The records below must be reproduced exactly. Strip out the pictures.

━━ Exercise input

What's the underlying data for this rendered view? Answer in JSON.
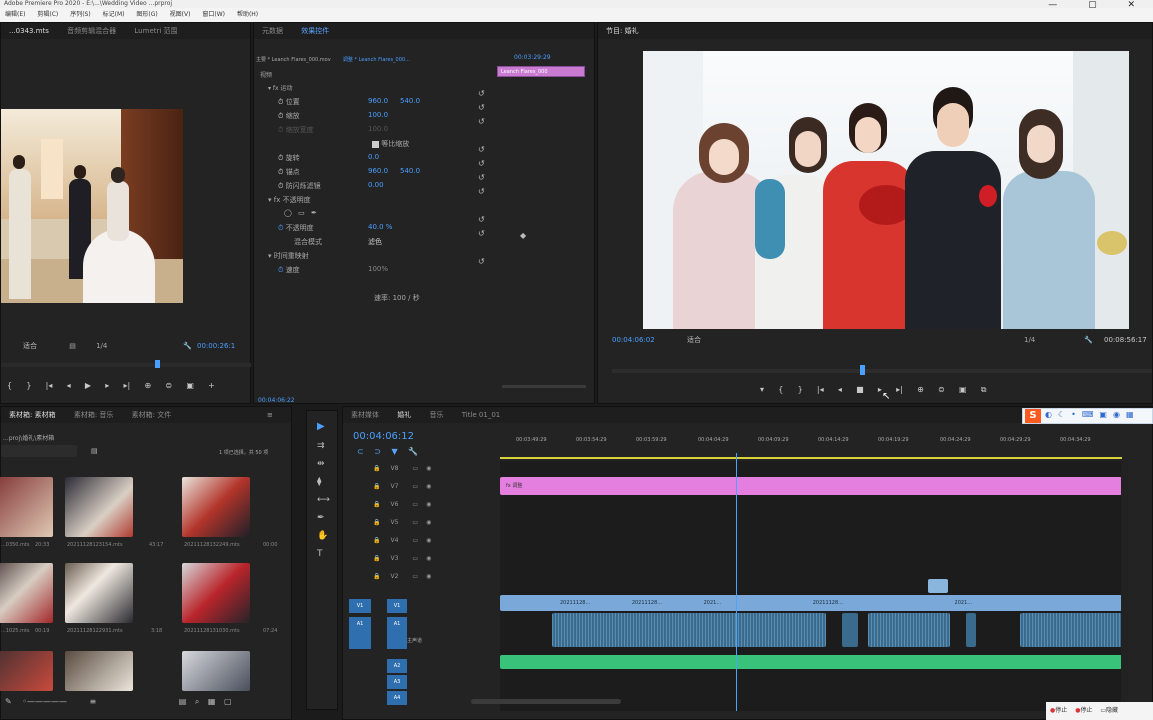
{
  "app": {
    "title": "Adobe Premiere Pro 2020 - E:\\...\\Wedding Video ...prproj"
  },
  "menu": [
    "编辑(E)",
    "剪辑(C)",
    "序列(S)",
    "标记(M)",
    "图形(G)",
    "视图(V)",
    "窗口(W)",
    "帮助(H)"
  ],
  "source_panel": {
    "tabs": [
      "...0343.mts",
      "音频剪辑混合器",
      "Lumetri 范围"
    ],
    "fit": "适合",
    "resolution": "1/4",
    "timecode": "00:00:26:1"
  },
  "effect_controls": {
    "tabs": [
      "元数据",
      "效果控件"
    ],
    "source_clip": "主要 * Leanch Flares_000.mov",
    "sequence_clip": "调整 * Leanch Flares_000...",
    "ruler_time": "00:03:29:29",
    "clip_label": "Leanch Flares_000",
    "section_video": "视频",
    "motion_group": "运动",
    "properties": [
      {
        "name": "位置",
        "v1": "960.0",
        "v2": "540.0"
      },
      {
        "name": "缩放",
        "v1": "100.0",
        "v2": ""
      },
      {
        "name": "缩放宽度",
        "v1": "100.0",
        "v2": ""
      },
      {
        "name": "等比缩放",
        "v1": "",
        "v2": ""
      },
      {
        "name": "旋转",
        "v1": "0.0",
        "v2": ""
      },
      {
        "name": "锚点",
        "v1": "960.0",
        "v2": "540.0"
      },
      {
        "name": "防闪烁滤镜",
        "v1": "0.00",
        "v2": ""
      },
      {
        "name": "不透明度",
        "v1": "",
        "v2": ""
      },
      {
        "name": "不透明度",
        "v1": "40.0 %",
        "v2": ""
      },
      {
        "name": "混合模式",
        "v1": "滤色",
        "v2": ""
      },
      {
        "name": "时间重映射",
        "v1": "",
        "v2": ""
      },
      {
        "name": "速度",
        "v1": "100%",
        "v2": ""
      }
    ],
    "speed_label": "速率: 100 / 秒",
    "bottom_time": "00:04:06:22"
  },
  "program_panel": {
    "tab": "节目: 婚礼",
    "timecode": "00:04:06:02",
    "fit": "适合",
    "resolution": "1/4",
    "duration": "00:08:56:17"
  },
  "project_panel": {
    "tabs": [
      "素材箱: 素材箱",
      "素材箱: 音乐",
      "素材箱: 文件"
    ],
    "path": "...proj\\婚礼\\素材箱",
    "selection": "1 项已选择，共 50 项",
    "items": [
      {
        "name": "...0350.mts",
        "dur": "20:33"
      },
      {
        "name": "20211128123154.mts",
        "dur": "43:17"
      },
      {
        "name": "20211128132249.mts",
        "dur": "00:00"
      },
      {
        "name": "...1025.mts",
        "dur": "00:19"
      },
      {
        "name": "20211128122931.mts",
        "dur": "3:18"
      },
      {
        "name": "20211128131030.mts",
        "dur": "07:24"
      },
      {
        "name": "...",
        "dur": ""
      },
      {
        "name": "...",
        "dur": ""
      },
      {
        "name": "...",
        "dur": ""
      }
    ]
  },
  "timeline": {
    "tabs": [
      "素材媒体",
      "婚礼",
      "音乐",
      "Title 01_01"
    ],
    "timecode": "00:04:06:12",
    "ruler": [
      "00:03:49:29",
      "00:03:54:29",
      "00:03:59:29",
      "00:04:04:29",
      "00:04:09:29",
      "00:04:14:29",
      "00:04:19:29",
      "00:04:24:29",
      "00:04:29:29",
      "00:04:34:29"
    ],
    "tracks": [
      "V8",
      "V7",
      "V6",
      "V5",
      "V4",
      "V3",
      "V2",
      "V1",
      "A1",
      "A2",
      "A3",
      "A4"
    ],
    "adjust_clip": "调整",
    "v1_clips": [
      "20211128...",
      "20211128...",
      "2021...",
      "20211128...",
      "2021..."
    ],
    "mix_label": "主声道"
  },
  "tray": {
    "ime": "S",
    "labels": [
      "中",
      "英",
      "简",
      "繁"
    ],
    "bottom": [
      "停止",
      "停止",
      "隐藏"
    ]
  },
  "colors": {
    "accent": "#2f8cff",
    "adjust_clip": "#e47fe0",
    "video_clip": "#7aa9d9",
    "audio_clip": "#3a6a8c",
    "music_clip": "#39c27a",
    "playhead": "#4aa3ff"
  }
}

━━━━

Response area:
What's the underlying data for this rendered view? Answer in JSON.
{
  "app": {
    "title": "Adobe Premiere Pro 2020 - E:\\...\\Wedding Video ...prproj"
  },
  "menu": [
    "编辑(E)",
    "剪辑(C)",
    "序列(S)",
    "标记(M)",
    "图形(G)",
    "视图(V)",
    "窗口(W)",
    "帮助(H)"
  ],
  "source_panel": {
    "tabs": [
      "...0343.mts",
      "音频剪辑混合器",
      "Lumetri 范围"
    ],
    "fit": "适合",
    "resolution": "1/4",
    "timecode": "00:00:26:1"
  },
  "effect_controls": {
    "tabs": [
      "元数据",
      "效果控件"
    ],
    "source_clip": "主要 * Leanch Flares_000.mov",
    "sequence_clip": "调整 * Leanch Flares_000...",
    "ruler_time": "00:03:29:29",
    "clip_label": "Leanch Flares_000",
    "section_video": "视频",
    "motion_group": "运动",
    "properties": [
      {
        "name": "位置",
        "v1": "960.0",
        "v2": "540.0"
      },
      {
        "name": "缩放",
        "v1": "100.0",
        "v2": ""
      },
      {
        "name": "缩放宽度",
        "v1": "100.0",
        "v2": ""
      },
      {
        "name": "等比缩放",
        "v1": "",
        "v2": ""
      },
      {
        "name": "旋转",
        "v1": "0.0",
        "v2": ""
      },
      {
        "name": "锚点",
        "v1": "960.0",
        "v2": "540.0"
      },
      {
        "name": "防闪烁滤镜",
        "v1": "0.00",
        "v2": ""
      },
      {
        "name": "不透明度",
        "v1": "",
        "v2": ""
      },
      {
        "name": "不透明度",
        "v1": "40.0 %",
        "v2": ""
      },
      {
        "name": "混合模式",
        "v1": "滤色",
        "v2": ""
      },
      {
        "name": "时间重映射",
        "v1": "",
        "v2": ""
      },
      {
        "name": "速度",
        "v1": "100%",
        "v2": ""
      }
    ],
    "speed_label": "速率: 100 / 秒",
    "bottom_time": "00:04:06:22"
  },
  "program_panel": {
    "tab": "节目: 婚礼",
    "timecode": "00:04:06:02",
    "fit": "适合",
    "resolution": "1/4",
    "duration": "00:08:56:17"
  },
  "project_panel": {
    "tabs": [
      "素材箱: 素材箱",
      "素材箱: 音乐",
      "素材箱: 文件"
    ],
    "path": "...proj\\婚礼\\素材箱",
    "selection": "1 项已选择，共 50 项",
    "items": [
      {
        "name": "...0350.mts",
        "dur": "20:33"
      },
      {
        "name": "20211128123154.mts",
        "dur": "43:17"
      },
      {
        "name": "20211128132249.mts",
        "dur": "00:00"
      },
      {
        "name": "...1025.mts",
        "dur": "00:19"
      },
      {
        "name": "20211128122931.mts",
        "dur": "3:18"
      },
      {
        "name": "20211128131030.mts",
        "dur": "07:24"
      },
      {
        "name": "...",
        "dur": ""
      },
      {
        "name": "...",
        "dur": ""
      },
      {
        "name": "...",
        "dur": ""
      }
    ]
  },
  "timeline": {
    "tabs": [
      "素材媒体",
      "婚礼",
      "音乐",
      "Title 01_01"
    ],
    "timecode": "00:04:06:12",
    "ruler": [
      "00:03:49:29",
      "00:03:54:29",
      "00:03:59:29",
      "00:04:04:29",
      "00:04:09:29",
      "00:04:14:29",
      "00:04:19:29",
      "00:04:24:29",
      "00:04:29:29",
      "00:04:34:29"
    ],
    "tracks": [
      "V8",
      "V7",
      "V6",
      "V5",
      "V4",
      "V3",
      "V2",
      "V1",
      "A1",
      "A2",
      "A3",
      "A4"
    ],
    "adjust_clip": "调整",
    "v1_clips": [
      "20211128...",
      "20211128...",
      "2021...",
      "20211128...",
      "2021..."
    ],
    "mix_label": "主声道"
  },
  "tray": {
    "ime": "S",
    "labels": [
      "中",
      "英",
      "简",
      "繁"
    ],
    "bottom": [
      "停止",
      "停止",
      "隐藏"
    ]
  },
  "colors": {
    "accent": "#2f8cff",
    "adjust_clip": "#e47fe0",
    "video_clip": "#7aa9d9",
    "audio_clip": "#3a6a8c",
    "music_clip": "#39c27a",
    "playhead": "#4aa3ff"
  }
}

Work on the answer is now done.